    2. despite integral bar capping our polycarb panels keep popping out (which is a pain, as I have to disassemble half the greenhouse to slide the sheets back in), so I'll give the venting a go, great tip

    3. I really hope it works for you. It's certainly stopped my greenhouse glass blowing out for 99% of the time. Good luck!

  7. Just found your very interesting tip, having just lost several panes of toughened glass... I intend to install some vents in polycarbonate sheets but would appreciate advice as to precisely what form of polycarbonate you used. presumably solid form of 3mm thickness.....?

    1. Hi Fupi - I used 4mm polycarbonate sheet from Screwfix. See; (You may have to copy and paste this link into your browser)
      It's not cheap, but then neither is replacing toughened glass every 5 minutes!!! Hope this may help

  8. thank you for that information I might try leaving the leuvre window on the rear of the green house open in future

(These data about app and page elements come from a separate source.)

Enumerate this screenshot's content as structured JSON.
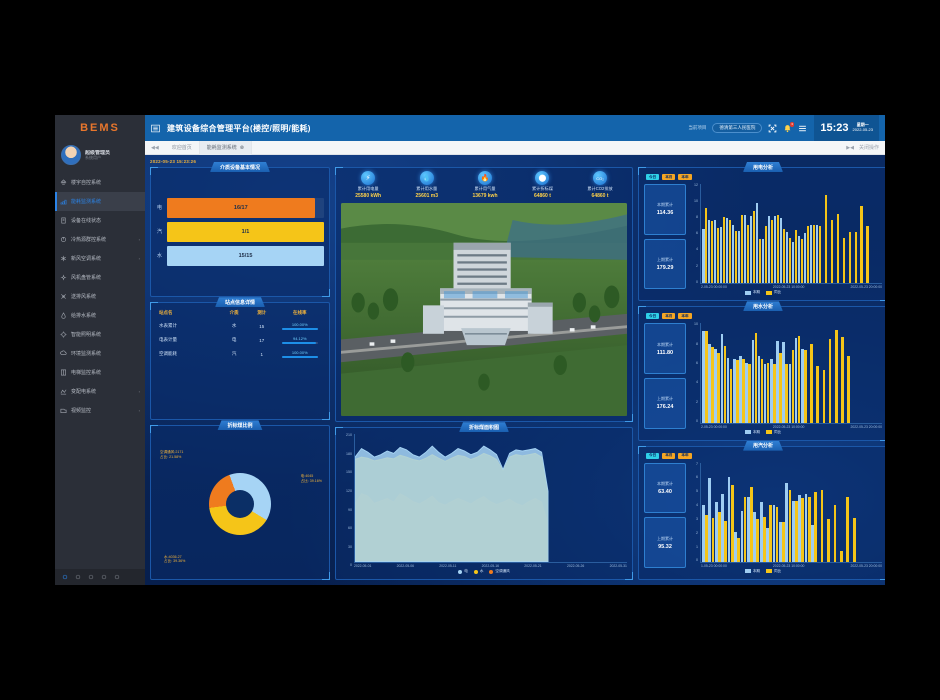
{
  "sidebar": {
    "logo": "BEMS",
    "user": {
      "name": "超级管理员",
      "role": "系统用户"
    },
    "items": [
      {
        "label": "楼宇自控系统",
        "icon": "building-icon",
        "arrow": "",
        "active": false
      },
      {
        "label": "能耗监测系统",
        "icon": "energy-icon",
        "arrow": "",
        "active": true
      },
      {
        "label": "设备在线状态",
        "icon": "device-status-icon",
        "arrow": "",
        "active": false
      },
      {
        "label": "冷热源群控系统",
        "icon": "cooling-icon",
        "arrow": "›",
        "active": false
      },
      {
        "label": "新风空调系统",
        "icon": "hvac-icon",
        "arrow": "›",
        "active": false
      },
      {
        "label": "风机盘管系统",
        "icon": "fancoil-icon",
        "arrow": "",
        "active": false
      },
      {
        "label": "送排风系统",
        "icon": "ventilation-icon",
        "arrow": "",
        "active": false
      },
      {
        "label": "给排水系统",
        "icon": "water-icon",
        "arrow": "",
        "active": false
      },
      {
        "label": "智能照明系统",
        "icon": "lighting-icon",
        "arrow": "",
        "active": false
      },
      {
        "label": "环境监测系统",
        "icon": "environment-icon",
        "arrow": "",
        "active": false
      },
      {
        "label": "电梯监控系统",
        "icon": "elevator-icon",
        "arrow": "",
        "active": false
      },
      {
        "label": "变配电系统",
        "icon": "power-icon",
        "arrow": "›",
        "active": false
      },
      {
        "label": "视频监控",
        "icon": "camera-icon",
        "arrow": "›",
        "active": false
      }
    ],
    "taskbar_icons": [
      "eye-icon",
      "bell-icon",
      "chart-icon",
      "gear-icon",
      "wrench-icon"
    ]
  },
  "header": {
    "menu_icon": "burger-icon",
    "title": "建筑设备综合管理平台(楼控/照明/能耗)",
    "project_label": "当前项目",
    "project_name": "德清第三人民医院",
    "fullscreen_icon": "fullscreen-icon",
    "bell_icon": "bell-icon",
    "bell_badge": "3",
    "list_icon": "list-icon",
    "time": "15:23",
    "weekday": "星期一",
    "date": "2022-05-23"
  },
  "tabs": {
    "nav_icon": "collapse-left-icon",
    "items": [
      {
        "label": "欢迎首页",
        "closable": false,
        "active": false
      },
      {
        "label": "能耗监测系统",
        "closable": true,
        "active": true
      }
    ],
    "right_icon": "collapse-right-icon",
    "right_label": "关闭操作"
  },
  "dashboard": {
    "timestamp": "2022-05-23 15:23:26",
    "media_card": {
      "title": "介质设备基本情况",
      "rows": [
        {
          "label": "电",
          "value": "16/17",
          "percent": 94,
          "color": "#ef7b1e"
        },
        {
          "label": "汽",
          "value": "1/1",
          "percent": 100,
          "color": "#f5c518"
        },
        {
          "label": "水",
          "value": "15/15",
          "percent": 100,
          "color": "#a6d4f5"
        }
      ]
    },
    "site_card": {
      "title": "站点信息详情",
      "columns": [
        "站点名",
        "介质",
        "测计",
        "在线率"
      ],
      "rows": [
        {
          "name": "水表累计",
          "media": "水",
          "count": "15",
          "rate": "100.00%",
          "rate_pct": 100
        },
        {
          "name": "电表计量",
          "media": "电",
          "count": "17",
          "rate": "94.12%",
          "rate_pct": 94
        },
        {
          "name": "空调能耗",
          "media": "汽",
          "count": "1",
          "rate": "100.00%",
          "rate_pct": 100
        }
      ]
    },
    "kpis": [
      {
        "icon": "bolt-icon",
        "glyph": "⚡",
        "label": "累计用电量",
        "value": "25580 kWh"
      },
      {
        "icon": "water-drop-icon",
        "glyph": "💧",
        "label": "累计用水量",
        "value": "25601 m3"
      },
      {
        "icon": "flame-icon",
        "glyph": "🔥",
        "label": "累计用气量",
        "value": "13679 kwh"
      },
      {
        "icon": "coal-icon",
        "glyph": "⬤",
        "label": "累计折标煤",
        "value": "64860 t"
      },
      {
        "icon": "co2-icon",
        "glyph": "CO₂",
        "label": "累计CO2排放",
        "value": "64860 t"
      }
    ],
    "hero": {
      "name": "building-aerial-photo",
      "alt": "园区建筑航拍图"
    },
    "donut_card": {
      "title": "折标煤比例",
      "slices": [
        {
          "name": "电",
          "value": "4045",
          "pct": "39.16%",
          "label": "电:4045\n占比: 39.16%",
          "color": "#a6d4f5",
          "share": 39.16
        },
        {
          "name": "水",
          "value": "4036.27",
          "pct": "39.36%",
          "label": "水:4036.27\n占比: 39.36%",
          "color": "#f5c518",
          "share": 39.36
        },
        {
          "name": "空调通风",
          "value": "2171",
          "pct": "21.58%",
          "label": "空调通风:2171\n占比: 21.58%",
          "color": "#ef7b1e",
          "share": 21.58
        }
      ]
    }
  },
  "chart_data": [
    {
      "type": "area",
      "title": "折标煤面积图",
      "xlabel": "",
      "ylabel": "",
      "ylim": [
        0,
        210
      ],
      "yticks": [
        0,
        30,
        60,
        90,
        120,
        150,
        180,
        210
      ],
      "xticks": [
        "2022-05-01",
        "2022-05-06",
        "2022-05-11",
        "2022-05-16",
        "2022-05-21",
        "2022-05-26",
        "2022-05-31"
      ],
      "legend": [
        "电",
        "水",
        "空调通风"
      ],
      "legend_colors": [
        "#a6d4f5",
        "#f5c518",
        "#ef7b1e"
      ],
      "legend_position": "bottom",
      "grid": false,
      "series": [
        {
          "name": "空调通风",
          "color": "#ef7b1e",
          "values": [
            95,
            112,
            108,
            96,
            100,
            104,
            98,
            112,
            106,
            99,
            95,
            101,
            108,
            97,
            93,
            99,
            104,
            100,
            95,
            102,
            107,
            99,
            94,
            98,
            103,
            96,
            92,
            99,
            104,
            98,
            62
          ]
        },
        {
          "name": "水",
          "color": "#f5c518",
          "values": [
            168,
            172,
            170,
            166,
            168,
            171,
            169,
            175,
            172,
            168,
            166,
            170,
            176,
            170,
            165,
            170,
            175,
            173,
            168,
            172,
            178,
            174,
            168,
            150,
            172,
            176,
            174,
            176,
            178,
            172,
            112
          ]
        },
        {
          "name": "电",
          "color": "#a6d4f5",
          "values": [
            172,
            186,
            180,
            172,
            176,
            182,
            178,
            188,
            184,
            176,
            172,
            180,
            190,
            180,
            172,
            178,
            186,
            182,
            176,
            180,
            190,
            184,
            176,
            152,
            178,
            184,
            182,
            184,
            186,
            180,
            116
          ]
        }
      ]
    },
    {
      "type": "bar",
      "title": "用电分析",
      "legend_top": [
        "今日",
        "本月",
        "本年"
      ],
      "legend_top_colors": [
        "#2fd0e8",
        "#f5a623",
        "#f5a623"
      ],
      "stats": [
        {
          "label": "本期累计",
          "value": "114.36"
        },
        {
          "label": "上期累计",
          "value": "179.29"
        }
      ],
      "ylim": [
        0,
        12
      ],
      "yticks": [
        0,
        2,
        4,
        6,
        8,
        10,
        12
      ],
      "xticks": [
        "2-05-23 00:00:00",
        "2022-05-23 10:00:00",
        "2022-05-23 20:00:00"
      ],
      "legend": [
        "本期",
        "同比"
      ],
      "legend_colors": [
        "#9fcdf2",
        "#f5c518"
      ],
      "legend_position": "bottom",
      "series": [
        {
          "name": "本期",
          "color": "#9fcdf2",
          "values": [
            6.6,
            7.6,
            7.7,
            6.8,
            7.9,
            7.0,
            6.3,
            8.2,
            8.1,
            9.7,
            5.3,
            8.1,
            8.1,
            7.9,
            6.2,
            5.0,
            5.7,
            6.1,
            7.0,
            7.1,
            0,
            0,
            0,
            0,
            0,
            0,
            0,
            0,
            0,
            0
          ]
        },
        {
          "name": "同比",
          "color": "#f5c518",
          "values": [
            9.1,
            7.5,
            6.7,
            8.0,
            7.7,
            6.3,
            8.3,
            7.1,
            8.8,
            5.3,
            6.9,
            7.7,
            8.2,
            6.6,
            5.5,
            6.5,
            5.4,
            6.9,
            7.1,
            6.9,
            10.7,
            7.7,
            8.4,
            5.5,
            6.2,
            6.2,
            9.4,
            6.9,
            0,
            0
          ]
        }
      ]
    },
    {
      "type": "bar",
      "title": "用水分析",
      "legend_top": [
        "今日",
        "本月",
        "本年"
      ],
      "legend_top_colors": [
        "#2fd0e8",
        "#f5a623",
        "#f5a623"
      ],
      "stats": [
        {
          "label": "本期累计",
          "value": "111.80"
        },
        {
          "label": "上期累计",
          "value": "176.24"
        }
      ],
      "ylim": [
        0,
        10
      ],
      "yticks": [
        0,
        2,
        4,
        6,
        8,
        10
      ],
      "xticks": [
        "2-05-23 00:00:00",
        "2022-05-23 10:00:00",
        "2022-05-23 20:00:00"
      ],
      "legend": [
        "本期",
        "同比"
      ],
      "legend_colors": [
        "#9fcdf2",
        "#f5c518"
      ],
      "legend_position": "bottom",
      "series": [
        {
          "name": "本期",
          "color": "#9fcdf2",
          "values": [
            9.2,
            7.9,
            7.4,
            8.9,
            6.5,
            6.4,
            6.7,
            6.0,
            8.3,
            6.7,
            5.9,
            6.4,
            8.2,
            8.1,
            5.9,
            8.5,
            7.4,
            0,
            0,
            0,
            0,
            0,
            0,
            0,
            0,
            0,
            0,
            0,
            0
          ]
        },
        {
          "name": "同比",
          "color": "#f5c518",
          "values": [
            9.2,
            7.6,
            7.0,
            7.7,
            5.4,
            6.3,
            6.4,
            5.9,
            9.0,
            6.4,
            6.0,
            5.9,
            7.0,
            5.9,
            7.3,
            8.7,
            7.3,
            7.9,
            5.7,
            5.3,
            8.4,
            9.3,
            8.6,
            6.7,
            0,
            0,
            0,
            0,
            0
          ]
        }
      ]
    },
    {
      "type": "bar",
      "title": "用汽分析",
      "legend_top": [
        "今日",
        "本月",
        "本年"
      ],
      "legend_top_colors": [
        "#2fd0e8",
        "#f5a623",
        "#f5a623"
      ],
      "stats": [
        {
          "label": "本期累计",
          "value": "63.40"
        },
        {
          "label": "上期累计",
          "value": "95.32"
        }
      ],
      "ylim": [
        0,
        7
      ],
      "yticks": [
        0,
        1,
        2,
        3,
        4,
        5,
        6,
        7
      ],
      "xticks": [
        "1-05-23 00:00:00",
        "2022-05-23 10:00:00",
        "2022-05-23 20:00:00"
      ],
      "legend": [
        "本期",
        "同比"
      ],
      "legend_colors": [
        "#9fcdf2",
        "#f5c518"
      ],
      "legend_position": "bottom",
      "series": [
        {
          "name": "本期",
          "color": "#9fcdf2",
          "values": [
            4.0,
            5.9,
            4.2,
            4.8,
            6.0,
            2.1,
            3.6,
            4.6,
            3.5,
            4.2,
            2.4,
            4.0,
            2.8,
            5.6,
            4.3,
            4.7,
            4.8,
            2.6,
            0,
            0,
            0,
            0,
            0,
            0,
            0,
            0,
            0,
            0
          ]
        },
        {
          "name": "同比",
          "color": "#f5c518",
          "values": [
            3.3,
            3.1,
            3.5,
            2.9,
            5.4,
            1.7,
            4.6,
            5.3,
            3.0,
            3.2,
            4.0,
            3.9,
            2.8,
            5.1,
            4.3,
            4.5,
            4.6,
            4.9,
            5.1,
            3.0,
            4.0,
            0.8,
            4.6,
            3.1,
            0,
            0,
            0,
            0
          ]
        }
      ]
    }
  ]
}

    1. Hi Anonymous - It's probably not a good idea to leave the louvres open, as any strong winds could then enter the greenhouse and blow the glass out !!! The whole idea of the vent is that it has flaps. If the pressure inside the greenhouse increases, the flaps open to release the pressure and stop any glass being blown out. Conversely, if there's any external 'suction' they will again open to prevent the glass being sucked out. But if the wind is blowing at the flaps, they will stay closed to prevent any pressure build up INSIDE the greenhouse. I hope that makes sense???